Read the records beneath this task and copy every line that contains the string "Plant".

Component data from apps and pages
"""
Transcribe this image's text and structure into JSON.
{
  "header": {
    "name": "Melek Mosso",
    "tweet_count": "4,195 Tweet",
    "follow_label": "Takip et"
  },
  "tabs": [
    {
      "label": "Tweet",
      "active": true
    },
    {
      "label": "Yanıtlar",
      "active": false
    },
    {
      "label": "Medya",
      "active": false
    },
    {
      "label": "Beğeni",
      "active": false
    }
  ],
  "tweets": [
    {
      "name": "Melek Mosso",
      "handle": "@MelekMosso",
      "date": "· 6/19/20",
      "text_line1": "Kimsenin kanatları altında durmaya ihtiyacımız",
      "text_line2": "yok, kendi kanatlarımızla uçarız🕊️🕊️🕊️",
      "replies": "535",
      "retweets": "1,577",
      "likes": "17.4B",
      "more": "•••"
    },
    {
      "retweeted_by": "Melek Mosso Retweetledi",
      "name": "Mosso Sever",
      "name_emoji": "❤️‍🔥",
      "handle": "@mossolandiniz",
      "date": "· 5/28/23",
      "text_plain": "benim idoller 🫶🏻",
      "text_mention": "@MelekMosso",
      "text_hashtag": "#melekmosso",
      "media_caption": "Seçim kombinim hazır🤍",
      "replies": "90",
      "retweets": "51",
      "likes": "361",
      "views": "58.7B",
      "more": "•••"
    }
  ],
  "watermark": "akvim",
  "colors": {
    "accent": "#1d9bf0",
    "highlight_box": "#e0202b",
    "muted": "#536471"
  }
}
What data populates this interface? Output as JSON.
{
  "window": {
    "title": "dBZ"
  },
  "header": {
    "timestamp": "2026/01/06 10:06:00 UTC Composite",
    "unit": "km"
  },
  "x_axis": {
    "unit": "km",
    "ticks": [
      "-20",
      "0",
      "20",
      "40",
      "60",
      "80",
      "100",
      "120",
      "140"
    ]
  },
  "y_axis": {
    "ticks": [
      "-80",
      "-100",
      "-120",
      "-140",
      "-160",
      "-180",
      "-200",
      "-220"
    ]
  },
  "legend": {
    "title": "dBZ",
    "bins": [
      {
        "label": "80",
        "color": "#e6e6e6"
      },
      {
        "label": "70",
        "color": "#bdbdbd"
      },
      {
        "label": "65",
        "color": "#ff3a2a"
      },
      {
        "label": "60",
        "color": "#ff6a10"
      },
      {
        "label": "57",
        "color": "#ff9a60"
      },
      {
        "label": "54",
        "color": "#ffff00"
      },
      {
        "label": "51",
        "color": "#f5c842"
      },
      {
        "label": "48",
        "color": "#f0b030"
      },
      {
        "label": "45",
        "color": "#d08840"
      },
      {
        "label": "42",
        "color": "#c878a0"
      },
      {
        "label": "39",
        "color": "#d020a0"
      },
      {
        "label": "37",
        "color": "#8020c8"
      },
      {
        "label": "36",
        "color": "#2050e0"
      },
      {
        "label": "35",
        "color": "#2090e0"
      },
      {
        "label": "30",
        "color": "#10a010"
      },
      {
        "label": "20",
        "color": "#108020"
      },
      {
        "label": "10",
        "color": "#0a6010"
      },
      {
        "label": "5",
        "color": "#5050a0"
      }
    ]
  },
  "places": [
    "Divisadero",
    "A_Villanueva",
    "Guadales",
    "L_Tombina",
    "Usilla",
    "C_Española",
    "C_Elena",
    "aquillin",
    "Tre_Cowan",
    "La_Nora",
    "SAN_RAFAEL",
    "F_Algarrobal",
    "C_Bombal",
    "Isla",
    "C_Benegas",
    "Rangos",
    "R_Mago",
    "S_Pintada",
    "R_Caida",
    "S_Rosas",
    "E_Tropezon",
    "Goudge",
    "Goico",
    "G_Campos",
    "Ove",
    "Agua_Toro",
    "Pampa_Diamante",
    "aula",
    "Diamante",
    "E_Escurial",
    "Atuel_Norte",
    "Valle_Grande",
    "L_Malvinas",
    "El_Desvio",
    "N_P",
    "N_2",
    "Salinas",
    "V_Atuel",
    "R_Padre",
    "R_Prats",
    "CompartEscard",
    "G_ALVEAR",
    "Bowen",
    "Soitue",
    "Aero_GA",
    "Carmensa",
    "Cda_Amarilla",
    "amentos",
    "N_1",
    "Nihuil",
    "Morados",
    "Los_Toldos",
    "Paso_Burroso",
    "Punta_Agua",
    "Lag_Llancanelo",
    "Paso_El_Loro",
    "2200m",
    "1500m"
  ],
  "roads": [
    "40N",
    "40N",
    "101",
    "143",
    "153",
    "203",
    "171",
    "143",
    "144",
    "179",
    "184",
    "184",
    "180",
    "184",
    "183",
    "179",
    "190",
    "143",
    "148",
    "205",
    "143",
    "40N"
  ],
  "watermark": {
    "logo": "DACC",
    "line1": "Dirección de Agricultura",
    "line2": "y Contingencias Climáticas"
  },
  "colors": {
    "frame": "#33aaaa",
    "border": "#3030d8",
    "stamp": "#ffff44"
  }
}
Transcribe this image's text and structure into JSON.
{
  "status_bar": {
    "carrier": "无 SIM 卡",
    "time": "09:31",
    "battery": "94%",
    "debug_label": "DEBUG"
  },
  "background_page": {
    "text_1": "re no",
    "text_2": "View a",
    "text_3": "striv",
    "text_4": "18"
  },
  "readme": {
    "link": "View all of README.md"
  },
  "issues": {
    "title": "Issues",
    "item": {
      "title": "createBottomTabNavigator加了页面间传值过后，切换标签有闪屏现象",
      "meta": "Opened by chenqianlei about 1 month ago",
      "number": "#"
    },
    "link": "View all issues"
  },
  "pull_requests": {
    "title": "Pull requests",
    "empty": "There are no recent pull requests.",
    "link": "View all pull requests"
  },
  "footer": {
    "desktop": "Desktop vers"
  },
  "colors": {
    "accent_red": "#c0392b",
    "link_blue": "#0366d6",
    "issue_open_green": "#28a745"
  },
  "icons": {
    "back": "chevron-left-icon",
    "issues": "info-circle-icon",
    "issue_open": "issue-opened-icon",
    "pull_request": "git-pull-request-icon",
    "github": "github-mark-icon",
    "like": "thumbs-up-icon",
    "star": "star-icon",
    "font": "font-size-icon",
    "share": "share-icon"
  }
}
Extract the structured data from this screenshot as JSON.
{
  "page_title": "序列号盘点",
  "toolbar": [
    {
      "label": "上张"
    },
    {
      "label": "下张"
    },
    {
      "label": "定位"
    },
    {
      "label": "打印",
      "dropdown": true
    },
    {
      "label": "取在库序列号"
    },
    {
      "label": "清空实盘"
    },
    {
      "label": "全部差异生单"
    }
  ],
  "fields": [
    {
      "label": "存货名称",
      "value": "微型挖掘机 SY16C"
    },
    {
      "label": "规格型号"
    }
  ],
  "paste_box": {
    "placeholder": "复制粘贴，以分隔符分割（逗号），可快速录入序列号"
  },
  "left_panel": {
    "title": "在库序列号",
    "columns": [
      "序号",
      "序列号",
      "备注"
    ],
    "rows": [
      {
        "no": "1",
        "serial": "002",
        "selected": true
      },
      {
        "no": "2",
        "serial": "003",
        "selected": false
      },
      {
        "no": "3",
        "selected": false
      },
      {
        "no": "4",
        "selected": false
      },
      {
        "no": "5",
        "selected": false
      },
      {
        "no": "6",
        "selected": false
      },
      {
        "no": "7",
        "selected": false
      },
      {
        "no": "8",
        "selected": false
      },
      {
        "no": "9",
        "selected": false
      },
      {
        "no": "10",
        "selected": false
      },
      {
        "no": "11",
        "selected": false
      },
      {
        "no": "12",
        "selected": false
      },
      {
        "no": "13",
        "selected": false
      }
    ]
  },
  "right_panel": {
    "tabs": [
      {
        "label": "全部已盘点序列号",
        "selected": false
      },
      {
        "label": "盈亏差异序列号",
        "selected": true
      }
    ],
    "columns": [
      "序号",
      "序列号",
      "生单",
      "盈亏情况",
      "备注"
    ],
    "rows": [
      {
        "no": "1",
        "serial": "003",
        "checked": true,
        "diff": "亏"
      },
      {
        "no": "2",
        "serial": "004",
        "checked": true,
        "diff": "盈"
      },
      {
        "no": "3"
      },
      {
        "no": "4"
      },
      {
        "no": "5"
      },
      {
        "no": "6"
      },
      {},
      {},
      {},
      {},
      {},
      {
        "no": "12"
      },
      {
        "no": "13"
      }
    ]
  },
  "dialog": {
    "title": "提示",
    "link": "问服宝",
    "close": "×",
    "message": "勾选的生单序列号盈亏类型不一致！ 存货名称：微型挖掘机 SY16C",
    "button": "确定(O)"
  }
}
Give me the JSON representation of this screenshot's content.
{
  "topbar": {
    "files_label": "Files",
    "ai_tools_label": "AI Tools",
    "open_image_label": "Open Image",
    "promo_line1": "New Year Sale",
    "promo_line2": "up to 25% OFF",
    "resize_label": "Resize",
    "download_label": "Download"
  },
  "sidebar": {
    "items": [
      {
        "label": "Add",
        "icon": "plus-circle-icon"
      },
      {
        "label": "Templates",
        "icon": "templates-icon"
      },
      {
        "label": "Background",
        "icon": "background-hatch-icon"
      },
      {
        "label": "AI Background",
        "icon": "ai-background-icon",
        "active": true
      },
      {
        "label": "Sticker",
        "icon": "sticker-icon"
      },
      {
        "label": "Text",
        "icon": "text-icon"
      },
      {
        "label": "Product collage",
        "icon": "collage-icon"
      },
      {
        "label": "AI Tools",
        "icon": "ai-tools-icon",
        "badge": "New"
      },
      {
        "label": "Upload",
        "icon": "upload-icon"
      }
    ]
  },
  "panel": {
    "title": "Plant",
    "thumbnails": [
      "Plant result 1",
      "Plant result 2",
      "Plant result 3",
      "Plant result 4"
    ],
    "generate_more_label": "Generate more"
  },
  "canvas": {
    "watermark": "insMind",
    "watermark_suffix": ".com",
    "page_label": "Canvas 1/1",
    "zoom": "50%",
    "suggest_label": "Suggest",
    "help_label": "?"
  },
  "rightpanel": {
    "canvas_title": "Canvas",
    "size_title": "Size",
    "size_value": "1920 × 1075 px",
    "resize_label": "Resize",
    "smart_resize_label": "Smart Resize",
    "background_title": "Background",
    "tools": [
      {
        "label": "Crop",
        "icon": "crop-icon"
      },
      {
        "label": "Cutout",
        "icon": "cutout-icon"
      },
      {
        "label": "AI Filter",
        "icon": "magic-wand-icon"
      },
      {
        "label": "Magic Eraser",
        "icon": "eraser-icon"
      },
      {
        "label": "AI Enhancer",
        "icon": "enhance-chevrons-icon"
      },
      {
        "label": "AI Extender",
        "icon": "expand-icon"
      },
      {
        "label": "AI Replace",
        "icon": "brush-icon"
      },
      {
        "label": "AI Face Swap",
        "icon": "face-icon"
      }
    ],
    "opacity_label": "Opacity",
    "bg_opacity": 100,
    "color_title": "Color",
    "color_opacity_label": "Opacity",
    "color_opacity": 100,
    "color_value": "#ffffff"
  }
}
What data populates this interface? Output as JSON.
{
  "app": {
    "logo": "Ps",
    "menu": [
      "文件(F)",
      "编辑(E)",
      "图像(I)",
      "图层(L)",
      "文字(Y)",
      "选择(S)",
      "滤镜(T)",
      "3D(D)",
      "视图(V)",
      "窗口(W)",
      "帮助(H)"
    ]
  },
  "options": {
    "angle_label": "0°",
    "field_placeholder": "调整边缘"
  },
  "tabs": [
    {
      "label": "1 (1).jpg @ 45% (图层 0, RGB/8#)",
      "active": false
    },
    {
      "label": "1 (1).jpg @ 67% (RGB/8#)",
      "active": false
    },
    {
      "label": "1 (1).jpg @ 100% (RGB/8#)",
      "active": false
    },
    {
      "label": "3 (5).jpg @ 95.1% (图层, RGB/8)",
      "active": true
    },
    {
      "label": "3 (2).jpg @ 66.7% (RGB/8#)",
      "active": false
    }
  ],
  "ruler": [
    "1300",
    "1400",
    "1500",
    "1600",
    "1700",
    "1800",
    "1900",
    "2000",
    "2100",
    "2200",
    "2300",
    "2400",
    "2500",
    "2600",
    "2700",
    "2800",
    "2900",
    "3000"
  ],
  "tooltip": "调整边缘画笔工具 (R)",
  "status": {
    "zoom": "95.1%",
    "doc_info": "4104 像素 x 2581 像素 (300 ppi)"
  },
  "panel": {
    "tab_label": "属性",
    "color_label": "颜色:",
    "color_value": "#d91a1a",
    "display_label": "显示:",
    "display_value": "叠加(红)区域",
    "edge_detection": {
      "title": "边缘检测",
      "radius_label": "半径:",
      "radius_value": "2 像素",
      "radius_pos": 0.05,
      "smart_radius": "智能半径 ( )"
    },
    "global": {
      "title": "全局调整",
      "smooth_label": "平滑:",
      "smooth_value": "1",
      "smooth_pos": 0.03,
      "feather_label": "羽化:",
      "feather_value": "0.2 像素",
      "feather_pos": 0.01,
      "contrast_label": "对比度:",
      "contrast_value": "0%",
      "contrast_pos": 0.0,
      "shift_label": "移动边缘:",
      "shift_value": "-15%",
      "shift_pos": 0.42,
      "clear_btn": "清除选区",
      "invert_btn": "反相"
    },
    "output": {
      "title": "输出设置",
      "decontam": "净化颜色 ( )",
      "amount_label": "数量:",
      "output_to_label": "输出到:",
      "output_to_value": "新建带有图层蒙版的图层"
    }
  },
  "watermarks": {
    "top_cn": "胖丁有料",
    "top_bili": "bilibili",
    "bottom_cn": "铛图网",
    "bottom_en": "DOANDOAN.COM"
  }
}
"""
**SOLUTION TO THE EXERCISE**
    "title": "Plant",
      "Plant result 1",
      "Plant result 2",
      "Plant result 3",
      "Plant result 4"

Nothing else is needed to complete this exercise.